News from CRIS: Real-time Science - PFAS Compounds

May 2, 2023

Science evolves as research and evidence grow to help us determine the safety of an ingredient, contaminant, or technology. However, headlines around ingredient safety are often faster than the research concluding an ingredient's harm or safety profile.

We may not immediately know if a compound or process is safe, but we can provide context and background in our new series called "Real-time Science."

In our first post of this series, we look at a community request: PFAS compounds.

What are PFAS compounds?

Perfluoroalkyl and polyfluoroalkyl substances (PFAS) are a group of human-made chemicals of more than 9,000 compounds of which approximately 600 are currently in use.

PFAS compounds possess strong carbon-fluorine bonds, making them highly resistant to environmental degradation, which means that once released, they can be persistent environmental contaminants.

Researchers have also connected legacy PFAS ingredients with adverse health outcomes in animal studies, often at doses well above those encountered by people and by associations in epidemiology studies.
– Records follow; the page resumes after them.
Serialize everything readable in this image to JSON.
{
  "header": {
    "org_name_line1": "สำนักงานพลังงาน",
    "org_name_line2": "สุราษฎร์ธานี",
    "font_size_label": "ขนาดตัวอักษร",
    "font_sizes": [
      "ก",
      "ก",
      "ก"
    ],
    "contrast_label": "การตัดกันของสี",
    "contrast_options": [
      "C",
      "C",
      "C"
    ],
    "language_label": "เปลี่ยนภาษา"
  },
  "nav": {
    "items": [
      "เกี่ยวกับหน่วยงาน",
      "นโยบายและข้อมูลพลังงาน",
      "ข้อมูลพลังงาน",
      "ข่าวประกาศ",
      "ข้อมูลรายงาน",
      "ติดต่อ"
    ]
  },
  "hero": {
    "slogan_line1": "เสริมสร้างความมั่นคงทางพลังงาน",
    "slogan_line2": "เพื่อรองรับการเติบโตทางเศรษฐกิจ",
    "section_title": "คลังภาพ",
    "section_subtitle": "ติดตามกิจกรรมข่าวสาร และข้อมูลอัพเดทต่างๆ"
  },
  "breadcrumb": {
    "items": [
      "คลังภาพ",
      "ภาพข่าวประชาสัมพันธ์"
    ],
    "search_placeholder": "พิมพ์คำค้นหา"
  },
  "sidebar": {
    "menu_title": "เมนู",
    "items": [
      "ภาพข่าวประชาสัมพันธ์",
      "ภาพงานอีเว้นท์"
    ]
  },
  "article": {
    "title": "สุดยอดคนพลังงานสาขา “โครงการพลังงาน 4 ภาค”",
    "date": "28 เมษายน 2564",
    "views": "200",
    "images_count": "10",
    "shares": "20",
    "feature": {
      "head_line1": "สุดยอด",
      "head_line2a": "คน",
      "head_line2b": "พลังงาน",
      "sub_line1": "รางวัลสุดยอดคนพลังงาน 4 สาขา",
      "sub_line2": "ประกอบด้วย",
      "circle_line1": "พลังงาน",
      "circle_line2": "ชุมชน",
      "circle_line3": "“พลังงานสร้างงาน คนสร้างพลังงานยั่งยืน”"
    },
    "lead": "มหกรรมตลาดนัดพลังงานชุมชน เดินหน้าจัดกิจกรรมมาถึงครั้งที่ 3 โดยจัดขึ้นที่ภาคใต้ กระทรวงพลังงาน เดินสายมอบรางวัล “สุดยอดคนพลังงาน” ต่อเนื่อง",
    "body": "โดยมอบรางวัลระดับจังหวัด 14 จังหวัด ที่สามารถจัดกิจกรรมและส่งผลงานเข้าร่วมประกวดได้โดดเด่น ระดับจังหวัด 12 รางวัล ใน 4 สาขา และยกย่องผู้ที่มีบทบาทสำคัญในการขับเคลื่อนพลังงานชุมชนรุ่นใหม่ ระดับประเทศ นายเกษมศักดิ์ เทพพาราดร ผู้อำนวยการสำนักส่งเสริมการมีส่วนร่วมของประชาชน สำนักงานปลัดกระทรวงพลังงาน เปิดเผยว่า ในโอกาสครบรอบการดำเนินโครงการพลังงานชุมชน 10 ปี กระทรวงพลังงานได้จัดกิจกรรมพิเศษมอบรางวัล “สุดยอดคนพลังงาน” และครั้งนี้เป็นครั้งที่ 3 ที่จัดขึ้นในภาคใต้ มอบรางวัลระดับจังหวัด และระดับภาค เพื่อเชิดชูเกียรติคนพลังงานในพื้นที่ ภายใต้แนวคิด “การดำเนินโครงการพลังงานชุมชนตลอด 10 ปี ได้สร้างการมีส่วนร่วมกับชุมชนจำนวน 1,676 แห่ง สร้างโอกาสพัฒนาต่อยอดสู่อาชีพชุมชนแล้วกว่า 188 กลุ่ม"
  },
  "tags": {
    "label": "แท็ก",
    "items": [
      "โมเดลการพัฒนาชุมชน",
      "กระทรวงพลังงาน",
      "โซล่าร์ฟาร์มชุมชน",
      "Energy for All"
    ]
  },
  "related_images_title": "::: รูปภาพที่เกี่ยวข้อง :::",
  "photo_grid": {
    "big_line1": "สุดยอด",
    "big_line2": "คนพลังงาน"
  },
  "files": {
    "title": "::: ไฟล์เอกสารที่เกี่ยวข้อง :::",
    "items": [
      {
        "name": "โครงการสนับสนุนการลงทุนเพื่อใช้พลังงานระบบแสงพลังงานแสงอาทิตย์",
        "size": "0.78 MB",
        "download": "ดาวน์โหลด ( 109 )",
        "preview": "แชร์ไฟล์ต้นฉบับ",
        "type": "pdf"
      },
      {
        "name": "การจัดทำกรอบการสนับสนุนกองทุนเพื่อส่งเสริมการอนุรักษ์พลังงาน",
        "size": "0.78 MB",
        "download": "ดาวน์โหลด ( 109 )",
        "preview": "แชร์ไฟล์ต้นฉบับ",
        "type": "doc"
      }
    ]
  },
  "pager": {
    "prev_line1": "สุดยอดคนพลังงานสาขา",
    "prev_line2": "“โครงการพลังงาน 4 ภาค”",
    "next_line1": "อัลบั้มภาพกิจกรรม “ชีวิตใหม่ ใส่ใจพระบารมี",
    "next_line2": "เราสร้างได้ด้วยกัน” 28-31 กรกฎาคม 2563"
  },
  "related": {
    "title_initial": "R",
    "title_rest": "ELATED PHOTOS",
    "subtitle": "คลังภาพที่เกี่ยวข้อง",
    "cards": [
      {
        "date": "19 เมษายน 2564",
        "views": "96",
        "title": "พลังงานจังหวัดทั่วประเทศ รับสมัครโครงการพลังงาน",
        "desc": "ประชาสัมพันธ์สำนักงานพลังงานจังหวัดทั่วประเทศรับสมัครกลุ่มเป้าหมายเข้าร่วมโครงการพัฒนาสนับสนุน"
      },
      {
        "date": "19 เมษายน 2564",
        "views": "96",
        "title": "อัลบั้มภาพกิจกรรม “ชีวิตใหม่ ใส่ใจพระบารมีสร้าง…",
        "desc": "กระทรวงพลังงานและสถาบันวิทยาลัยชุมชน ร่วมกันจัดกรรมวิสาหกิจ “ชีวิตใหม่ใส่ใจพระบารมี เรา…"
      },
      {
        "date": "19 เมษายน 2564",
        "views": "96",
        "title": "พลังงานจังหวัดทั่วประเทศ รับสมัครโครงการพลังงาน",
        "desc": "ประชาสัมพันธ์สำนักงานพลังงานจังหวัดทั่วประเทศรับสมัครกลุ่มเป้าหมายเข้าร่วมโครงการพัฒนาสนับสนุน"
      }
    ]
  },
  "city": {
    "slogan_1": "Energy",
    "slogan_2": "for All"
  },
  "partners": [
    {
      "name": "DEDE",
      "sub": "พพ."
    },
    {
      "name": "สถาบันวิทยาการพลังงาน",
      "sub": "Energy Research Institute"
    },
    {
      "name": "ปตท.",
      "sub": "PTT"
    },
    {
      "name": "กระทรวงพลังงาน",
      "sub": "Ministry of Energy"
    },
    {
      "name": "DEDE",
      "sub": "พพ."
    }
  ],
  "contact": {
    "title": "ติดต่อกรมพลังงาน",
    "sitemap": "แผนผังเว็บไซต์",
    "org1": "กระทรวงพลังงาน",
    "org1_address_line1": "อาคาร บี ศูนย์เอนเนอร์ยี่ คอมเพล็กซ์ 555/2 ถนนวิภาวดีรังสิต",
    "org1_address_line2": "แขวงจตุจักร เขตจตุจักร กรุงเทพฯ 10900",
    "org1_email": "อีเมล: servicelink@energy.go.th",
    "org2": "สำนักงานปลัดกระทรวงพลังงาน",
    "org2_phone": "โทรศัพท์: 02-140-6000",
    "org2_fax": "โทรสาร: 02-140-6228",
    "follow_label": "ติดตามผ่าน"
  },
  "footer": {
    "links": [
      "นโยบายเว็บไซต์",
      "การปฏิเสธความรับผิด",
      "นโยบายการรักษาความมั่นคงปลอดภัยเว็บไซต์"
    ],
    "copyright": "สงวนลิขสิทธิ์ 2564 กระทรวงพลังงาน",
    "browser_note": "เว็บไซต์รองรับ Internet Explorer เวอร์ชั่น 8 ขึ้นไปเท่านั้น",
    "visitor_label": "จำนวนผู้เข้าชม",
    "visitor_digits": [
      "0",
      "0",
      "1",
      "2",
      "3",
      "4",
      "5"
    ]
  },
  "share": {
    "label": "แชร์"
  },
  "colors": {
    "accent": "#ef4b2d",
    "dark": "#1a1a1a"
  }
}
However, more research is needed to evaluate the long-term safety of newer PFAS ingredients.

What types of products contain PFAS ingredients?

While legacy PFAS ingredients have been phased out of production, newer PFAS ingredients remain in use, and we can find them in various industrial, commercial, and consumer products:

  • Firefighting foams: PFAS have been widely used in firefighting foams to extinguish fires involving flammable liquids, such as gasoline, oil, and jet fuel.

  • Stain-resistant coatings: PFAS are used in coatings on carpets, furniture, and clothing to make them resistant to water, grease, and stains.

  • Non-stick cookware: PFAS have been used in producing non-stick coatings for cookware.

  • Food packaging: PFAS are used in some food packaging materials to prevent grease from soaking through.

  • Water-resistant clothing and shoes: PFAS are used in some outdoor clothing, such as rain jackets, to make them water-resistant.

  • Personal care products: PFAS are sometimes used in personal care products, such as dental floss or makeup, to make them water-resistant.

  • Cleaning products: PFAS are sometimes used in cleaning products to improve performance.

  • Electronics: PFAS are used in some electronic products, such as semiconductors, to improve their performance.

Are PFAS, PFOS, and PFOA compounds the same chemical? Are the terms interchangeable?

PFAS, PFOS, and PFOA compounds are not interchangeable terms.

While there are more than 9,000 Perfluoroalkyl and polyfluoroalkyl substances (PFAS), there are two legacy PFAS compounds in particular that are highly studied: perfluorooctanoic acid (PFOA) and perfluorooctanesulfonic acid (PFOS).

So, PFOS and PFOA describe two PFAS compounds, just as apples and oranges describe two fruits.


To continue reading the entire blog post, visit: